**WORK REQUEST:** Look through the records below, and copy out every line that holds the string "badge".

Data excerpts:
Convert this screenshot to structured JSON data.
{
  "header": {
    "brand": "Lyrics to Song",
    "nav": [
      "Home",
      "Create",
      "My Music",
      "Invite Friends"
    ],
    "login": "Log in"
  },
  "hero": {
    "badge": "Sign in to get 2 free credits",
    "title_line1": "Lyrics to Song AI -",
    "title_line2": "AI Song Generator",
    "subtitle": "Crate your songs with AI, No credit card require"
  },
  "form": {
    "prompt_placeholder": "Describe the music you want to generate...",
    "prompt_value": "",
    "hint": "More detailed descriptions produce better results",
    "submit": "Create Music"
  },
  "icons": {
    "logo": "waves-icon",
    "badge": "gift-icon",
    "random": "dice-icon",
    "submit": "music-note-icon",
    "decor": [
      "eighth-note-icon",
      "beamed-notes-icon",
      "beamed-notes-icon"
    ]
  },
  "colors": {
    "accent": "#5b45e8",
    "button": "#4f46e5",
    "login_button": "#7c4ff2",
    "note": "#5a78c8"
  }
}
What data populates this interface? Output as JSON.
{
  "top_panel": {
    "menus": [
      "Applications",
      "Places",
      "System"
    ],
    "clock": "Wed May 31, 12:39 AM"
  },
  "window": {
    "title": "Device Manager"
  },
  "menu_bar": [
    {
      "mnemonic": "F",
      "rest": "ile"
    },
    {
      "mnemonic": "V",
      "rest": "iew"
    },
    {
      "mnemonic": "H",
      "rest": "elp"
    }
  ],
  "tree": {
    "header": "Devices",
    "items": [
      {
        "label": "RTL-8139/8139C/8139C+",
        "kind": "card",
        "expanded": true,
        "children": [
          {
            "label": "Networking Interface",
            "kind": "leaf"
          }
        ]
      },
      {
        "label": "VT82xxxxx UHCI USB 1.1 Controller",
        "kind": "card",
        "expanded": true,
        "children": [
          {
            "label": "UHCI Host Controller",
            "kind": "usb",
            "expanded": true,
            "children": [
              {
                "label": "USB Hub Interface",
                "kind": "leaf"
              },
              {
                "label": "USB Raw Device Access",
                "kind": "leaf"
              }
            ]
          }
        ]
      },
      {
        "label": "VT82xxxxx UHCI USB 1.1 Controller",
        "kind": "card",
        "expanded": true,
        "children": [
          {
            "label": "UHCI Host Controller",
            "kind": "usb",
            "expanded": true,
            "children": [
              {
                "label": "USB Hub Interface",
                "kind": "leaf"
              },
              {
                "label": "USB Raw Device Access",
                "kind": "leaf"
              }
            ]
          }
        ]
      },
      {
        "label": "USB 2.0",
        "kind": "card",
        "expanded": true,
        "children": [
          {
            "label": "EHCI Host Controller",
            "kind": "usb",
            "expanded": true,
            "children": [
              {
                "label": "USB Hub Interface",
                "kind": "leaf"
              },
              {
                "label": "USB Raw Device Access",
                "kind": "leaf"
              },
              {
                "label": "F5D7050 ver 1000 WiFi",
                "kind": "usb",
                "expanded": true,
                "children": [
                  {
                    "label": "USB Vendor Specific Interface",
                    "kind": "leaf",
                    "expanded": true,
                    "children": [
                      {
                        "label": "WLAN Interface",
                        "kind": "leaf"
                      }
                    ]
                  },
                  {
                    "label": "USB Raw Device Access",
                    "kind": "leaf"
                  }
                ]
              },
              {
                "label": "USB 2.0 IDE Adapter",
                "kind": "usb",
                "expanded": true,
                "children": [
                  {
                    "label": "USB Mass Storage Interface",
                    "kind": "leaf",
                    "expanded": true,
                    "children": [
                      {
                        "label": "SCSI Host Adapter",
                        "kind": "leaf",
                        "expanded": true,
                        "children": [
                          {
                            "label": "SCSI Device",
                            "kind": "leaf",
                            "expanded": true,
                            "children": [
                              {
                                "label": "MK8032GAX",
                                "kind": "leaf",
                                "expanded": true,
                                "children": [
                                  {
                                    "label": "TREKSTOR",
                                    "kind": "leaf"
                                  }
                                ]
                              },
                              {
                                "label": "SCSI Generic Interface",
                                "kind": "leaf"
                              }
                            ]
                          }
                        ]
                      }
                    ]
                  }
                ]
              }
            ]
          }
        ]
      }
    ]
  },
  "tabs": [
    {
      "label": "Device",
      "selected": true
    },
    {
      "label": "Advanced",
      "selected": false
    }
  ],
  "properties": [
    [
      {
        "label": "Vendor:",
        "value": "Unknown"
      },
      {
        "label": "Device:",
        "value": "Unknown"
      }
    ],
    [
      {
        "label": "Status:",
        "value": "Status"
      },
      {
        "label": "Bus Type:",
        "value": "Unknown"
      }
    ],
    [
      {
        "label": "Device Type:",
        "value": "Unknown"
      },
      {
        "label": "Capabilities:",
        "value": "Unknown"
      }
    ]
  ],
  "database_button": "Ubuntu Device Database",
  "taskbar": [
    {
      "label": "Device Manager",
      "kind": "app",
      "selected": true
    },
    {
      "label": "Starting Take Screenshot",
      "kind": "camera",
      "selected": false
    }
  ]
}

**OUTPUT FOR THIS EXERCISE:**
    "badge": "Sign in to get 2 free credits",
    "badge": "gift-icon",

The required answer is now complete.